# [WHAT IS EXPECTED]
Below are records. Return each one exactly as written.

■ ■ ■ ■

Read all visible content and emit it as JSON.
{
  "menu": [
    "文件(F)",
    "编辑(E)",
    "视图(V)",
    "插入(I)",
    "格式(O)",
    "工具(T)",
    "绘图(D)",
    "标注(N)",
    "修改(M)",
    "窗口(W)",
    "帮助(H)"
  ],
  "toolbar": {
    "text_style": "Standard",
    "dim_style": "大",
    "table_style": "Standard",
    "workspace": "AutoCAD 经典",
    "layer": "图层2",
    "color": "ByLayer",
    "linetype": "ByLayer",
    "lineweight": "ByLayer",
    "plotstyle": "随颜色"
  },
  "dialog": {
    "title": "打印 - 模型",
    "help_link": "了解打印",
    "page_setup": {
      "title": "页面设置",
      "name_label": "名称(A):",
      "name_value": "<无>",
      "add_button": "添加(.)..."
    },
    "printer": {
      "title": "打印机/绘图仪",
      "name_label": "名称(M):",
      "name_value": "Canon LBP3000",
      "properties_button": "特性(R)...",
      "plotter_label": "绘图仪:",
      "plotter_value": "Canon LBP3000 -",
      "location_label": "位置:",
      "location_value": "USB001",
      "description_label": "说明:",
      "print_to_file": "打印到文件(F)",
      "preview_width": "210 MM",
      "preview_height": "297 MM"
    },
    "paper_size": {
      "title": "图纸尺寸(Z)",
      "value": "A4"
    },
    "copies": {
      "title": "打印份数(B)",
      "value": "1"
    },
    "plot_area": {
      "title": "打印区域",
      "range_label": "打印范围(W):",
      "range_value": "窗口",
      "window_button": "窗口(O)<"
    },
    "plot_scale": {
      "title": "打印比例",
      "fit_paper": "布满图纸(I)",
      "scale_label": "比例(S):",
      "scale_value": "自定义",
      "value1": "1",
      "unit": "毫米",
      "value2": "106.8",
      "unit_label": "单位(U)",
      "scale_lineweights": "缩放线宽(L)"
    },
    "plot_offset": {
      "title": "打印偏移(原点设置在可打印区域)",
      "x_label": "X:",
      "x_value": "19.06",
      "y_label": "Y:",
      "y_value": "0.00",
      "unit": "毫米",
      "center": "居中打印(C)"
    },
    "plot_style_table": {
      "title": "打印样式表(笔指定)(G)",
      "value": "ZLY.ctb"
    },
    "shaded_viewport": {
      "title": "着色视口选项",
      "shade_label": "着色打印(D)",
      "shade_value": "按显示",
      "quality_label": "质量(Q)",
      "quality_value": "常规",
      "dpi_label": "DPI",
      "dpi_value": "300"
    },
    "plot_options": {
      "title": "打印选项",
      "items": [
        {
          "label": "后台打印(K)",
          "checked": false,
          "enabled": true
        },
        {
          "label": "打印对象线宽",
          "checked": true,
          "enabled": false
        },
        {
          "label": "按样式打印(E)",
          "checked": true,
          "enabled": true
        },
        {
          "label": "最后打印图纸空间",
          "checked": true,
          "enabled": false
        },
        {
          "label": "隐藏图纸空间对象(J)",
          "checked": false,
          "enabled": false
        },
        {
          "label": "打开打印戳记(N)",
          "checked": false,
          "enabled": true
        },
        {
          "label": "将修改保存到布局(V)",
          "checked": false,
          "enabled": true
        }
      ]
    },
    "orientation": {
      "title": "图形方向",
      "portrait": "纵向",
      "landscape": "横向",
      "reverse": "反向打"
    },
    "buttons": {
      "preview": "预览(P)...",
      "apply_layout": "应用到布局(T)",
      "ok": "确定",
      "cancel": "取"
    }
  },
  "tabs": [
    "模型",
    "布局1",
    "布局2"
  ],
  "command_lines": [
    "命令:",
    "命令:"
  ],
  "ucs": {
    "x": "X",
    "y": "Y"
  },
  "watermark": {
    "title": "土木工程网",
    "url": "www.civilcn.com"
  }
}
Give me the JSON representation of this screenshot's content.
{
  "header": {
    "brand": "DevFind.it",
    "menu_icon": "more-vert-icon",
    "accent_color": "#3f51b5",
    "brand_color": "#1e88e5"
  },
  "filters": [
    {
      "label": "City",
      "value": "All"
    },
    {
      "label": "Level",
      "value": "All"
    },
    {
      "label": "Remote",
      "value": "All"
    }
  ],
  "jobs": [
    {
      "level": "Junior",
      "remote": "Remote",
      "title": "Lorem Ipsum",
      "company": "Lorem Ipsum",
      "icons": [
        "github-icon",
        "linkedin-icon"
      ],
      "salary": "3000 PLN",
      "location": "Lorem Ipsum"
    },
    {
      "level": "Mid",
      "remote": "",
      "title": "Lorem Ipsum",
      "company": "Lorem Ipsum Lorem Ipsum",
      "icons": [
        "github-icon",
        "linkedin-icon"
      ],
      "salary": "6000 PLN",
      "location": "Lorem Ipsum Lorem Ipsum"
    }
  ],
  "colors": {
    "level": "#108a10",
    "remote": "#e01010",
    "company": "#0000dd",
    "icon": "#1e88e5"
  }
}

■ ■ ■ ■

# [TASK RESPONSE]
Read all visible content and emit it as JSON.
{
  "menu": [
    "文件(F)",
    "编辑(E)",
    "视图(V)",
    "插入(I)",
    "格式(O)",
    "工具(T)",
    "绘图(D)",
    "标注(N)",
    "修改(M)",
    "窗口(W)",
    "帮助(H)"
  ],
  "toolbar": {
    "text_style": "Standard",
    "dim_style": "大",
    "table_style": "Standard",
    "workspace": "AutoCAD 经典",
    "layer": "图层2",
    "color": "ByLayer",
    "linetype": "ByLayer",
    "lineweight": "ByLayer",
    "plotstyle": "随颜色"
  },
  "dialog": {
    "title": "打印 - 模型",
    "help_link": "了解打印",
    "page_setup": {
      "title": "页面设置",
      "name_label": "名称(A):",
      "name_value": "<无>",
      "add_button": "添加(.)..."
    },
    "printer": {
      "title": "打印机/绘图仪",
      "name_label": "名称(M):",
      "name_value": "Canon LBP3000",
      "properties_button": "特性(R)...",
      "plotter_label": "绘图仪:",
      "plotter_value": "Canon LBP3000 -",
      "location_label": "位置:",
      "location_value": "USB001",
      "description_label": "说明:",
      "print_to_file": "打印到文件(F)",
      "preview_width": "210 MM",
      "preview_height": "297 MM"
    },
    "paper_size": {
      "title": "图纸尺寸(Z)",
      "value": "A4"
    },
    "copies": {
      "title": "打印份数(B)",
      "value": "1"
    },
    "plot_area": {
      "title": "打印区域",
      "range_label": "打印范围(W):",
      "range_value": "窗口",
      "window_button": "窗口(O)<"
    },
    "plot_scale": {
      "title": "打印比例",
      "fit_paper": "布满图纸(I)",
      "scale_label": "比例(S):",
      "scale_value": "自定义",
      "value1": "1",
      "unit": "毫米",
      "value2": "106.8",
      "unit_label": "单位(U)",
      "scale_lineweights": "缩放线宽(L)"
    },
    "plot_offset": {
      "title": "打印偏移(原点设置在可打印区域)",
      "x_label": "X:",
      "x_value": "19.06",
      "y_label": "Y:",
      "y_value": "0.00",
      "unit": "毫米",
      "center": "居中打印(C)"
    },
    "plot_style_table": {
      "title": "打印样式表(笔指定)(G)",
      "value": "ZLY.ctb"
    },
    "shaded_viewport": {
      "title": "着色视口选项",
      "shade_label": "着色打印(D)",
      "shade_value": "按显示",
      "quality_label": "质量(Q)",
      "quality_value": "常规",
      "dpi_label": "DPI",
      "dpi_value": "300"
    },
    "plot_options": {
      "title": "打印选项",
      "items": [
        {
          "label": "后台打印(K)",
          "checked": false,
          "enabled": true
        },
        {
          "label": "打印对象线宽",
          "checked": true,
          "enabled": false
        },
        {
          "label": "按样式打印(E)",
          "checked": true,
          "enabled": true
        },
        {
          "label": "最后打印图纸空间",
          "checked": true,
          "enabled": false
        },
        {
          "label": "隐藏图纸空间对象(J)",
          "checked": false,
          "enabled": false
        },
        {
          "label": "打开打印戳记(N)",
          "checked": false,
          "enabled": true
        },
        {
          "label": "将修改保存到布局(V)",
          "checked": false,
          "enabled": true
        }
      ]
    },
    "orientation": {
      "title": "图形方向",
      "portrait": "纵向",
      "landscape": "横向",
      "reverse": "反向打"
    },
    "buttons": {
      "preview": "预览(P)...",
      "apply_layout": "应用到布局(T)",
      "ok": "确定",
      "cancel": "取"
    }
  },
  "tabs": [
    "模型",
    "布局1",
    "布局2"
  ],
  "command_lines": [
    "命令:",
    "命令:"
  ],
  "ucs": {
    "x": "X",
    "y": "Y"
  },
  "watermark": {
    "title": "土木工程网",
    "url": "www.civilcn.com"
  }
}
Give me the JSON representation of this screenshot's content.
{
  "header": {
    "brand": "DevFind.it",
    "menu_icon": "more-vert-icon",
    "accent_color": "#3f51b5",
    "brand_color": "#1e88e5"
  },
  "filters": [
    {
      "label": "City",
      "value": "All"
    },
    {
      "label": "Level",
      "value": "All"
    },
    {
      "label": "Remote",
      "value": "All"
    }
  ],
  "jobs": [
    {
      "level": "Junior",
      "remote": "Remote",
      "title": "Lorem Ipsum",
      "company": "Lorem Ipsum",
      "icons": [
        "github-icon",
        "linkedin-icon"
      ],
      "salary": "3000 PLN",
      "location": "Lorem Ipsum"
    },
    {
      "level": "Mid",
      "remote": "",
      "title": "Lorem Ipsum",
      "company": "Lorem Ipsum Lorem Ipsum",
      "icons": [
        "github-icon",
        "linkedin-icon"
      ],
      "salary": "6000 PLN",
      "location": "Lorem Ipsum Lorem Ipsum"
    }
  ],
  "colors": {
    "level": "#108a10",
    "remote": "#e01010",
    "company": "#0000dd",
    "icon": "#1e88e5"
  }
}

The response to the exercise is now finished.